--- RECORDS TO PROCESS ---
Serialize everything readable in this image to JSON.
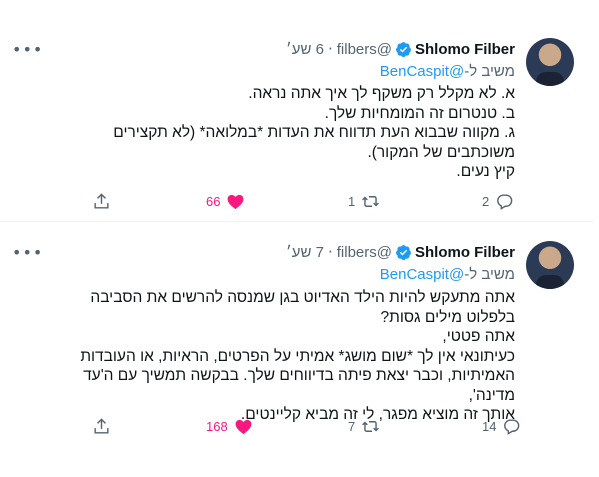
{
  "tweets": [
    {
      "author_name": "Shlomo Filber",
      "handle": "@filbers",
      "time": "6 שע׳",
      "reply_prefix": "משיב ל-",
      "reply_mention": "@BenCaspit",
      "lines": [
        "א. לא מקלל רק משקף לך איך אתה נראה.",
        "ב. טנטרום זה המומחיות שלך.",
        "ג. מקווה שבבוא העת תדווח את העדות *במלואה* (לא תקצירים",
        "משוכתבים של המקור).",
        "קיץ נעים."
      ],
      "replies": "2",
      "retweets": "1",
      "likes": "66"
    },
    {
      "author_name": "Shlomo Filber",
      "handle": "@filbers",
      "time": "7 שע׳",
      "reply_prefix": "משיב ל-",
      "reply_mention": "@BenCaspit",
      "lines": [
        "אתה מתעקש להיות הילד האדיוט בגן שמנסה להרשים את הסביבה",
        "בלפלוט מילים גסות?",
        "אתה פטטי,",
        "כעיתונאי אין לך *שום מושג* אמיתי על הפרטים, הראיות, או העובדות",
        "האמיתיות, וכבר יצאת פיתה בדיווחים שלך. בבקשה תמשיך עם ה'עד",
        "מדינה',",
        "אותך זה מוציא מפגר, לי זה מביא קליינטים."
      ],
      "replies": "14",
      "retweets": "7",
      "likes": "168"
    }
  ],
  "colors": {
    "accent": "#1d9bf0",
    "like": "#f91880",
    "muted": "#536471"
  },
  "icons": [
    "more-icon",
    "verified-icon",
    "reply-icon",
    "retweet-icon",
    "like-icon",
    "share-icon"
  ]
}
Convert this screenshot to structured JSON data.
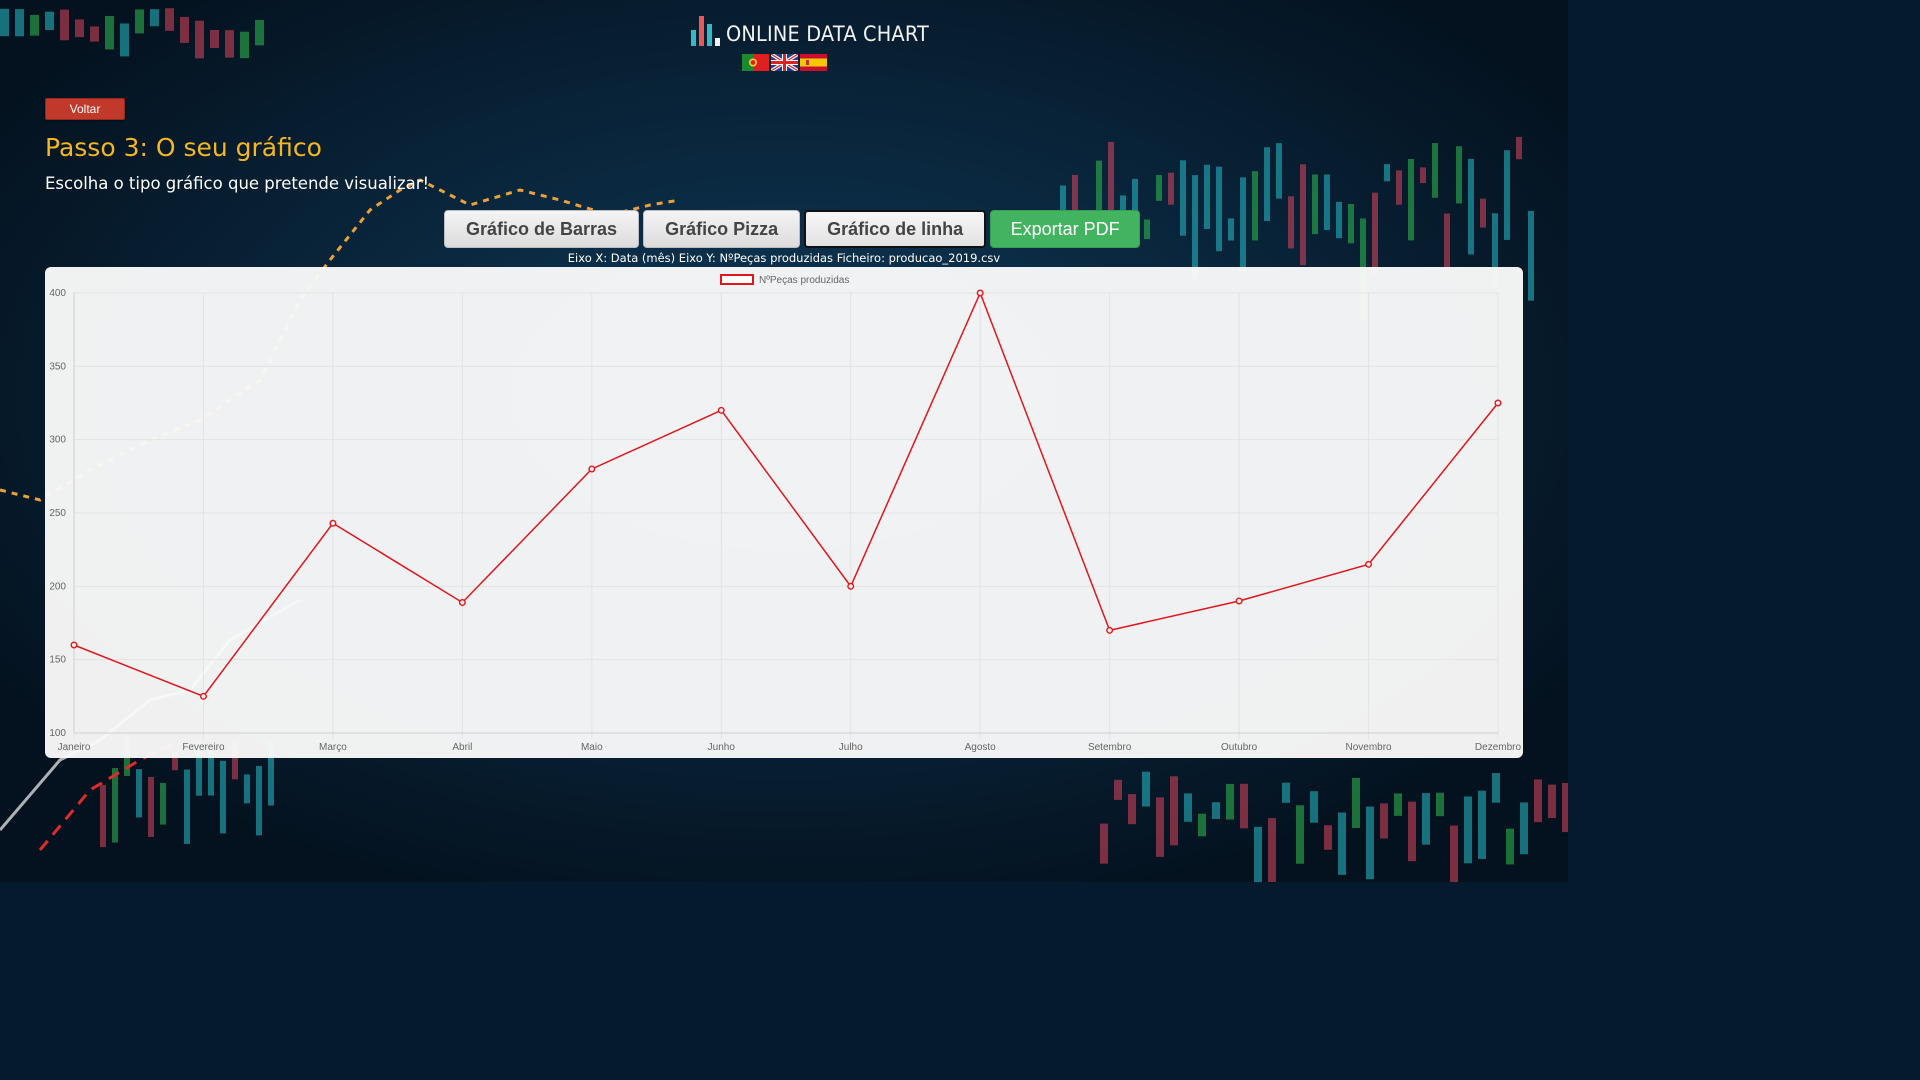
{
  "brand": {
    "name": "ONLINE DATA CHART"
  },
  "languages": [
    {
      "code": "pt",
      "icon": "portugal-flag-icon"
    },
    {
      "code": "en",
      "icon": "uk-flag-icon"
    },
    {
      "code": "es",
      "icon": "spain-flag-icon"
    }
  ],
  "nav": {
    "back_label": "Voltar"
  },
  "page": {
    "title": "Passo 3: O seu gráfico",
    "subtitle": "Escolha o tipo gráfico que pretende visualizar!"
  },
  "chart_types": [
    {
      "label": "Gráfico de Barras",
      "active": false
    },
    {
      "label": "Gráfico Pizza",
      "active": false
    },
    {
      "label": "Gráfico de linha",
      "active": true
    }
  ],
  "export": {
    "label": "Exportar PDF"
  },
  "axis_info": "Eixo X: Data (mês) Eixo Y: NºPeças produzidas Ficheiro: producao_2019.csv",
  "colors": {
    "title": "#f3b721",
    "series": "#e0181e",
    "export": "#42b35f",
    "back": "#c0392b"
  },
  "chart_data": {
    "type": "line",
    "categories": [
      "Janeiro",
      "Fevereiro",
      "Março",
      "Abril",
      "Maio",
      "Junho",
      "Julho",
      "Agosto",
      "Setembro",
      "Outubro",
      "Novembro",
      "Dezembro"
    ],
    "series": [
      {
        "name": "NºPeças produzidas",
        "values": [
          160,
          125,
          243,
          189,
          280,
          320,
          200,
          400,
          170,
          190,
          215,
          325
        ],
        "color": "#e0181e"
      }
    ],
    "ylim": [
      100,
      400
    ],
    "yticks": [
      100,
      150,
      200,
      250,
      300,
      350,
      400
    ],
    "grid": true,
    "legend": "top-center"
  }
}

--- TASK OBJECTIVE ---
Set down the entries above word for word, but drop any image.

--- YOUR RESPONSE ---
Serialize everything readable in this image to JSON.
{
  "tweets": [
    {
      "author_name": "Shlomo Filber",
      "handle": "@filbers",
      "time": "6 שע׳",
      "reply_prefix": "משיב ל-",
      "reply_mention": "@BenCaspit",
      "lines": [
        "א. לא מקלל רק משקף לך איך אתה נראה.",
        "ב. טנטרום זה המומחיות שלך.",
        "ג. מקווה שבבוא העת תדווח את העדות *במלואה* (לא תקצירים",
        "משוכתבים של המקור).",
        "קיץ נעים."
      ],
      "replies": "2",
      "retweets": "1",
      "likes": "66"
    },
    {
      "author_name": "Shlomo Filber",
      "handle": "@filbers",
      "time": "7 שע׳",
      "reply_prefix": "משיב ל-",
      "reply_mention": "@BenCaspit",
      "lines": [
        "אתה מתעקש להיות הילד האדיוט בגן שמנסה להרשים את הסביבה",
        "בלפלוט מילים גסות?",
        "אתה פטטי,",
        "כעיתונאי אין לך *שום מושג* אמיתי על הפרטים, הראיות, או העובדות",
        "האמיתיות, וכבר יצאת פיתה בדיווחים שלך. בבקשה תמשיך עם ה'עד",
        "מדינה',",
        "אותך זה מוציא מפגר, לי זה מביא קליינטים."
      ],
      "replies": "14",
      "retweets": "7",
      "likes": "168"
    }
  ],
  "colors": {
    "accent": "#1d9bf0",
    "like": "#f91880",
    "muted": "#536471"
  },
  "icons": [
    "more-icon",
    "verified-icon",
    "reply-icon",
    "retweet-icon",
    "like-icon",
    "share-icon"
  ]
}
Convert this screenshot to structured JSON data.
{
  "brand": {
    "name": "ONLINE DATA CHART"
  },
  "languages": [
    {
      "code": "pt",
      "icon": "portugal-flag-icon"
    },
    {
      "code": "en",
      "icon": "uk-flag-icon"
    },
    {
      "code": "es",
      "icon": "spain-flag-icon"
    }
  ],
  "nav": {
    "back_label": "Voltar"
  },
  "page": {
    "title": "Passo 3: O seu gráfico",
    "subtitle": "Escolha o tipo gráfico que pretende visualizar!"
  },
  "chart_types": [
    {
      "label": "Gráfico de Barras",
      "active": false
    },
    {
      "label": "Gráfico Pizza",
      "active": false
    },
    {
      "label": "Gráfico de linha",
      "active": true
    }
  ],
  "export": {
    "label": "Exportar PDF"
  },
  "axis_info": "Eixo X: Data (mês) Eixo Y: NºPeças produzidas Ficheiro: producao_2019.csv",
  "colors": {
    "title": "#f3b721",
    "series": "#e0181e",
    "export": "#42b35f",
    "back": "#c0392b"
  },
  "chart_data": {
    "type": "line",
    "categories": [
      "Janeiro",
      "Fevereiro",
      "Março",
      "Abril",
      "Maio",
      "Junho",
      "Julho",
      "Agosto",
      "Setembro",
      "Outubro",
      "Novembro",
      "Dezembro"
    ],
    "series": [
      {
        "name": "NºPeças produzidas",
        "values": [
          160,
          125,
          243,
          189,
          280,
          320,
          200,
          400,
          170,
          190,
          215,
          325
        ],
        "color": "#e0181e"
      }
    ],
    "ylim": [
      100,
      400
    ],
    "yticks": [
      100,
      150,
      200,
      250,
      300,
      350,
      400
    ],
    "grid": true,
    "legend": "top-center"
  }
}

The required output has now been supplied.